The economics of bioenergy with carbon capture and storage (BECCS) deployment in a 1.5°C or 2°C world

Joint Program Report
The economics of bioenergy with carbon capture and storage (BECCS) deployment in a 1.5°C or 2°C world
Fajardy, M., J. Morris, A. Gurgel, H. Herzog, N. MacDowell, S. Paltsev (2020)
Joint Program Report Series

Report 345 [Download]

Abstract/Summary:

Abstract: Bioenergy with carbon capture and storage (BECCS) and afforestation are key negative emission technologies suggested in many studies under 2°C or 1.5°C scenarios. However, these large-scale land-based approaches have raised concerns about their economic impacts, particularly their impact on food prices, as well as their environmental impacts. Here we focus on quantifying the potential scale of BECCS and its impact on the economy, taking into account technology and economic considerations, but excluding sustainability and political aspects.

To do so, we represent all major components of BECCS technology in the MIT Economic Projection and Policy Analysis model. We find that BECCS could make a substantial contribution to emissions reductions in the second half of the century under 1.5 and 2°C climate stabilization goals, with its deployment driven by revenues from carbon dioxide permits. Results show that global economic costs and the carbon prices needed to hit the stabilization targets are substantially lower with the technology available, and BECCS acts as a true backstop technology at carbon prices around $240 per ton of carbon dioxide. If driven by economics alone, BECCS deployment increases the use of productive land for bioenergy production, causing substantial land use changes. However, the projected impact on commodity prices is limited, with global commodity price indices increasing by less than 5% on average, and up to 15% in selected regions.

While BECCS deployment is likely to be constrained for environmental and/or political reasons, this study shows that the large-scale deployment of BECCS is not detrimental to agricultural commodity prices and could reduce the costs of meeting stabilization targets.

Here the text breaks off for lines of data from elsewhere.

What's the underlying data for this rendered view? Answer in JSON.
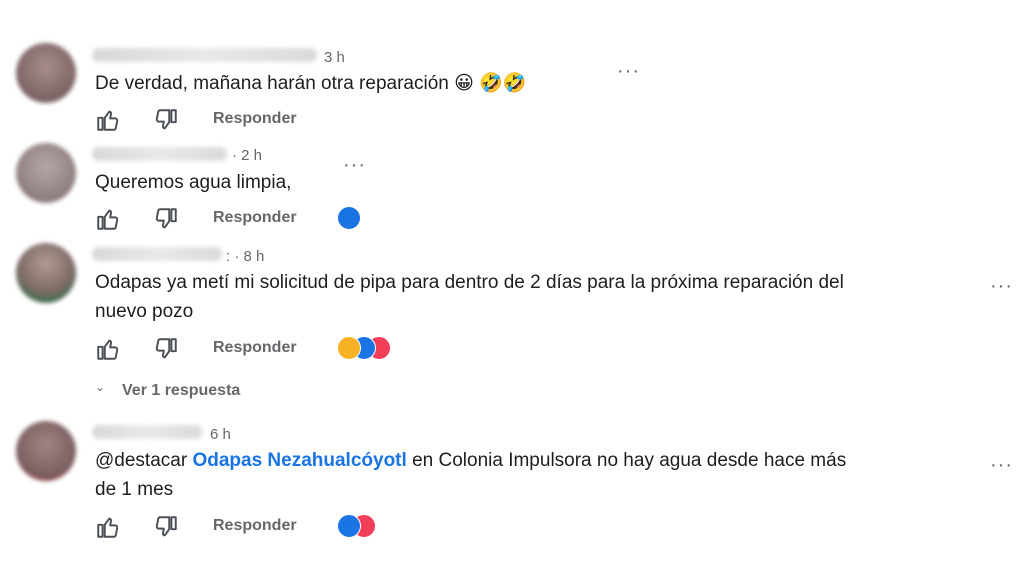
{
  "colors": {
    "like_blue": "#1b74e4",
    "love_red": "#f33e58",
    "haha_yellow": "#f7b125",
    "meta_grey": "#65676b"
  },
  "icons": {
    "like": "thumbs-up-icon",
    "dislike": "thumbs-down-icon",
    "more": "more-options-icon"
  },
  "comments": [
    {
      "time": "3 h",
      "text": "De verdad, mañana harán otra reparación 😀 🤣🤣",
      "reply_label": "Responder",
      "reactions": []
    },
    {
      "time": "· 2 h",
      "text": "Queremos agua limpia,",
      "reply_label": "Responder",
      "reactions": [
        "like"
      ]
    },
    {
      "time": ": · 8 h",
      "text_line1": "Odapas ya metí mi solicitud de pipa para dentro de 2 días para la próxima reparación del",
      "text_line2": "nuevo pozo",
      "reply_label": "Responder",
      "reactions": [
        "haha",
        "like",
        "love"
      ],
      "view_replies": "Ver 1 respuesta"
    },
    {
      "time": "6 h",
      "text_prefix": "@destacar ",
      "mention": "Odapas Nezahualcóyotl",
      "text_suffix": " en Colonia Impulsora no hay agua desde hace más",
      "text_line2": "de 1 mes",
      "reply_label": "Responder",
      "reactions": [
        "like",
        "love"
      ]
    }
  ]
}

Still, it is crucial that policies consider carbon dioxide removal as a complement to drastic carbon dioxide emissions reductions, while establishing a credible accounting system and sustainable limits on BECCS.

Citation:

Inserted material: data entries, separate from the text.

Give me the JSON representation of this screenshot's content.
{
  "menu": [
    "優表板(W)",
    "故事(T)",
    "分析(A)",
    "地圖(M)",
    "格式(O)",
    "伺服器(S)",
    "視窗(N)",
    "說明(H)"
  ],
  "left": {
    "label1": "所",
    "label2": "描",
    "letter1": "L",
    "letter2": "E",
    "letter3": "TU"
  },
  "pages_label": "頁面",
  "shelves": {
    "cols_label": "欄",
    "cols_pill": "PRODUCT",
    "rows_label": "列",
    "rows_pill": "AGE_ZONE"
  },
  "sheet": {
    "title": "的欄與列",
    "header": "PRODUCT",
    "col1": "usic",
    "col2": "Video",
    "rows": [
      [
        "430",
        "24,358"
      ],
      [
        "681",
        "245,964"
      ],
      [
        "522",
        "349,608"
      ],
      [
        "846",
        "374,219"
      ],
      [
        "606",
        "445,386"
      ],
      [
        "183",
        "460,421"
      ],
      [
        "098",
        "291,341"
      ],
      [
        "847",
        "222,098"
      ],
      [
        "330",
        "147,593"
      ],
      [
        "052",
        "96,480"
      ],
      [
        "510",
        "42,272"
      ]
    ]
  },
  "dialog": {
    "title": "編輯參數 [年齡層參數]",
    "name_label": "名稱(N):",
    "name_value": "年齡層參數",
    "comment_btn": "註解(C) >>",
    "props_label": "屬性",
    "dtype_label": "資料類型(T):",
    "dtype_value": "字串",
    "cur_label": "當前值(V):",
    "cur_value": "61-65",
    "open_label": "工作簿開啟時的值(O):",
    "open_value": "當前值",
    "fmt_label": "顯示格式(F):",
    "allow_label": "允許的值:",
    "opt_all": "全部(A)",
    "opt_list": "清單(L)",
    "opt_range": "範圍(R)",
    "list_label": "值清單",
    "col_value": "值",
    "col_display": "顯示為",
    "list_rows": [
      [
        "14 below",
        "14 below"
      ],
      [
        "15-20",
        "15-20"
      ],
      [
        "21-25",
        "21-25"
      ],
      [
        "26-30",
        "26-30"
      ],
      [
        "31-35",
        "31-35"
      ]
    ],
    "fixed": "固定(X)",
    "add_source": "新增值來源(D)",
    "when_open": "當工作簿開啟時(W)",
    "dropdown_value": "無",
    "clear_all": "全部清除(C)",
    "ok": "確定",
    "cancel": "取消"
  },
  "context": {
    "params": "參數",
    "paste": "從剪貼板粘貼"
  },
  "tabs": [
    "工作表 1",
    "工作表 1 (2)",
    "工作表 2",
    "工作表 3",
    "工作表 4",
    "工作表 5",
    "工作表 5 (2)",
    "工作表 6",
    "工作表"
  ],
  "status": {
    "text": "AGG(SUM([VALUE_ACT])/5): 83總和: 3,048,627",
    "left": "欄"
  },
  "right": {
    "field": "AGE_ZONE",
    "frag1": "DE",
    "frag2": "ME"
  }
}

Fajardy, M., J. Morris, A. Gurgel, H. Herzog, N. MacDowell, S. Paltsev (2020): The economics of bioenergy with carbon capture and storage (BECCS) deployment in a 1.5°C or 2°C world. Joint Program Report Series Report 345. (http://globalchange.mit.edu/publication/17489)
  • Joint Program Report
The economics of bioenergy with carbon capture and storage (BECCS) deployment in a 1.5°C or 2°C world

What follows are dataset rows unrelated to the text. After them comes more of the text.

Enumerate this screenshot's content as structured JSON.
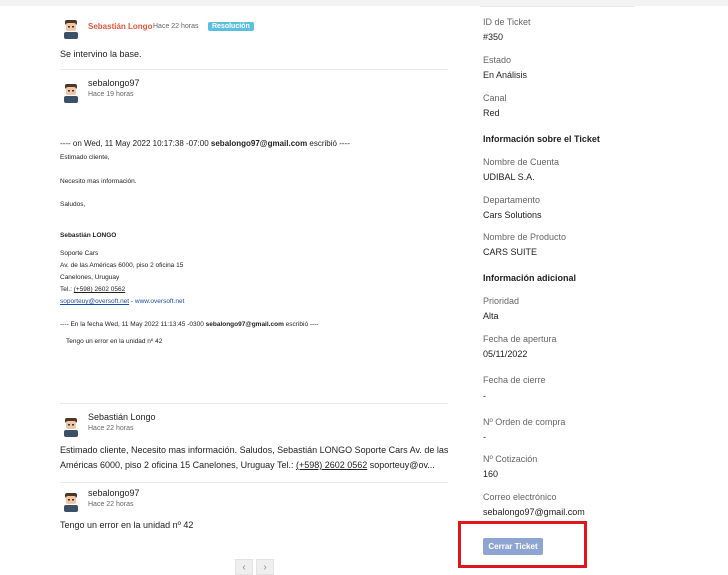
{
  "colors": {
    "accent_name": "#e8543e",
    "badge": "#5bc0de",
    "button": "#8ea4d2",
    "highlight": "#e0161c",
    "link": "#1a4fa8"
  },
  "thread": {
    "first": {
      "author": "Sebastián Longo",
      "time": "Hace 22 horas",
      "badge": "Resolución",
      "text": "Se intervino la base."
    },
    "reply1": {
      "author": "sebalongo97",
      "time": "Hace 19 horas",
      "email_header_prefix": "---- on Wed, 11 May 2022 10:17:38 -07:00 ",
      "email_header_email": "sebalongo97@gmail.com",
      "email_header_suffix": "  escribió ----",
      "greeting": "Estimado cliente,",
      "request": "Necesito mas información.",
      "closing": "Saludos,",
      "sig_name": "Sebastián LONGO",
      "sig_company": "Soporte Cars",
      "sig_address1": "Av. de las Américas 6000, piso 2 oficina 15",
      "sig_address2": "Canelones, Uruguay",
      "sig_tel_label": "Tel.: ",
      "sig_tel": "(+598) 2602 0562",
      "sig_email": "soporteuy@oversoft.net",
      "sig_sep": " - ",
      "sig_web": "www.oversoft.net",
      "quote_header_prefix": "---- En la fecha  Wed, 11 May 2022 11:13:45 -0300 ",
      "quote_header_email": "sebalongo97@gmail.com",
      "quote_header_suffix": "  escribió ----",
      "quote_text": "Tengo un error en la unidad nº 42"
    },
    "reply2": {
      "author": "Sebastián Longo",
      "time": "Hace 22 horas",
      "line1": "Estimado cliente, Necesito mas información. Saludos, Sebastián LONGO Soporte Cars Av. de las",
      "line2_prefix": "Américas 6000, piso 2 oficina 15 Canelones, Uruguay Tel.: ",
      "line2_tel": "(+598) 2602 0562",
      "line2_suffix": " soporteuy@ov..."
    },
    "reply3": {
      "author": "sebalongo97",
      "time": "Hace 22 horas",
      "text": "Tengo un error en la unidad nº 42"
    }
  },
  "pagination": {
    "prev_icon": "chevron-left-icon",
    "next_icon": "chevron-right-icon",
    "prev": "‹",
    "next": "›"
  },
  "sidebar": {
    "ticket_id_label": "ID de Ticket",
    "ticket_id": "#350",
    "status_label": "Estado",
    "status": "En Análisis",
    "channel_label": "Canal",
    "channel": "Red",
    "ticket_info_heading": "Información sobre el Ticket",
    "account_label": "Nombre de Cuenta",
    "account": "UDIBAL S.A.",
    "department_label": "Departamento",
    "department": "Cars Solutions",
    "product_label": "Nombre de Producto",
    "product": "CARS SUITE",
    "extra_heading": "Información adicional",
    "priority_label": "Prioridad",
    "priority": "Alta",
    "opened_label": "Fecha de apertura",
    "opened": "05/11/2022",
    "closed_label": "Fecha de cierre",
    "closed": "-",
    "po_label": "Nº Orden de compra",
    "po": "-",
    "quote_label": "Nº Cotización",
    "quote": "160",
    "email_label": "Correo electrónico",
    "email": "sebalongo97@gmail.com",
    "close_button": "Cerrar Ticket"
  }
}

Fajardy, M., J. Morris, A. Gurgel, H. Herzog, N. MacDowell, S. Paltsev

Report 

345
2020

Abstract/Summary: 

Abstract: Bioenergy with carbon capture and storage (BECCS) and afforestation are key negative emission technologies suggested in many studies under 2°C or 1.5°C scenarios. However, these large-scale land-based approaches have raised concerns about their economic impacts, particularly their impact on food prices, as well as their environmental impacts. Here we focus on quantifying the potential scale of BECCS and its impact on the economy, taking into account technology and economic considerations, but excluding sustainability and political aspects.

To do so, we represent all major components of BECCS technology in the MIT Economic Projection and Policy Analysis model. We find that BECCS could make a substantial contribution to emissions reductions in the second half of the century under 1.5 and 2°C climate stabilization goals, with its deployment driven by revenues from carbon dioxide permits. Results show that global economic costs and the carbon prices needed to hit the stabilization targets are substantially lower with the technology available, and BECCS acts as a true backstop technology at carbon prices around $240 per ton of carbon dioxide. If driven by economics alone, BECCS deployment increases the use of productive land for bioenergy production, causing substantial land use changes. However, the projected impact on commodity prices is limited, with global commodity price indices increasing by less than 5% on average, and up to 15% in selected regions.

While BECCS deployment is likely to be constrained for environmental and/or political reasons, this study shows that the large-scale deployment of BECCS is not detrimental to agricultural commodity prices and could reduce the costs of meeting stabilization targets. Still, it is crucial that policies consider carbon dioxide removal as a complement to drastic carbon dioxide emissions reductions, while establishing a credible accounting system and sustainable limits on BECCS.

Posted to public: 

Friday, November 20, 2020 - 19:06